The second stand-out was the dawn of country music. I wrote about Vernon Dalhart and Ernest V. Stoneman in the 1925 entry, but the big, earth-shattering event occurred in Bristol, Tennessee, between July 25 and August 5, 1927. That’s when Ralph Peer took recording out of the New York City studios and went out to record some “hillbilly” acts for Victor Records. In the same session, he managed to record both the Carter Family and Jimmie Rodgers.
The Carters were huge throughout the 20’s and 30’s with hits like Keep On the Sunny Side, Wabash Cannonball, Worried Man Blues and Can the Circle Be Unbroken (By and By). Their biggest made the top 40 in 1928. Wildwood Flower perfectly displays the guitar picking style of Maybelle Carter that combined rhythm and melody.

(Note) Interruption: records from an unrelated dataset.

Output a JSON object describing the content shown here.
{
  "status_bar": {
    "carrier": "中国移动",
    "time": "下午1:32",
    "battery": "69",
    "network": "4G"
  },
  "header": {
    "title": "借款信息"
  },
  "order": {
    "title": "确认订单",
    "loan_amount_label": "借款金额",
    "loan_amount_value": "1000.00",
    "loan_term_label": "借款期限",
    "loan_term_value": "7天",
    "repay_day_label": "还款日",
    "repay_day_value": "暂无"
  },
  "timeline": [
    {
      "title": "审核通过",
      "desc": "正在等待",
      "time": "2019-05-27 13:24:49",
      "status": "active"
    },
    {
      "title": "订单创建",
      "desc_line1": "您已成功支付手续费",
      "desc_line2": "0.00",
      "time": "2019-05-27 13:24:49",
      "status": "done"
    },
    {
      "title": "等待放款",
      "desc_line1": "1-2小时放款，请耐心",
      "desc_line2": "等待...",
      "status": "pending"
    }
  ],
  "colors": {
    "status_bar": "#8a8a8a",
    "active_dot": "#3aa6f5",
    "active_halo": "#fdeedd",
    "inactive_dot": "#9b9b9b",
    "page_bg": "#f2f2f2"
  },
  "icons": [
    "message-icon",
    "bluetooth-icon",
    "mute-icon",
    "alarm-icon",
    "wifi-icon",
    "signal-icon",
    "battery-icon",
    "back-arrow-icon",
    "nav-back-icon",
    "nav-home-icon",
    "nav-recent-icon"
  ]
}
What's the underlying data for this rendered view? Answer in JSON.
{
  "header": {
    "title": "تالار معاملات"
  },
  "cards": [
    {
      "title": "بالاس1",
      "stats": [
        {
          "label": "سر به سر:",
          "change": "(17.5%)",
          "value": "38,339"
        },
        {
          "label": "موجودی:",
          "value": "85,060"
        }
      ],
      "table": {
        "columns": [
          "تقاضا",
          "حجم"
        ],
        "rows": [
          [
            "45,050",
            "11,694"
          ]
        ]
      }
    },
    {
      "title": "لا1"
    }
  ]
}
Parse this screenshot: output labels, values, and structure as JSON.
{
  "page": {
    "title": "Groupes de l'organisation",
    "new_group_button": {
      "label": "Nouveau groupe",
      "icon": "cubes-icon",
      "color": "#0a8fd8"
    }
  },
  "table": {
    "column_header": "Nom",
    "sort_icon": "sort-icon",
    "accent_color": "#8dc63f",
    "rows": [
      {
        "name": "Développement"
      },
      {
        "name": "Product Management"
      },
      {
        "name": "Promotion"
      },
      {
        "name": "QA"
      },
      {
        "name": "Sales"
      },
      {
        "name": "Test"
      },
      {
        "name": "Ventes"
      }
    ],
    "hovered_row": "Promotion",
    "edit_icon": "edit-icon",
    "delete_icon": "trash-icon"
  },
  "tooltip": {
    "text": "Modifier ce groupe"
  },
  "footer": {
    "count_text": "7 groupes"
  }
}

Known as the “Carter scratch,” it turned the guitar into a lead instrument.
Jimmie Rodgers was among the first performers to write his own songs. He developed a yodeling style that combined folk and 12-bar blues that he turned into a series of 13 Blue Yodels. His first, Blue Yodel No. 1 (T for Texas), was such a massive hit that he became an overnight sensation. He wound up in movies and recorded Blue Yodel No. 9 (Standin’ On the Corner) with Louis Armstrong on trumpet and Lil Hardin Armstrong on piano. Sadly, Rodgers was diagnosed with tuberculosis in 1924, and he died in 1933 at age 35.
The last thing of note isn’t very obvious from listening to the records of the 1920’s, but it’s another beginning to something big. In 1928, the biggest recording artist in the history of ever had his first hit as a singer for Paul Whiteman’s band. Bing Crosby hit #1 with a jazzy version of Ol’ Man River.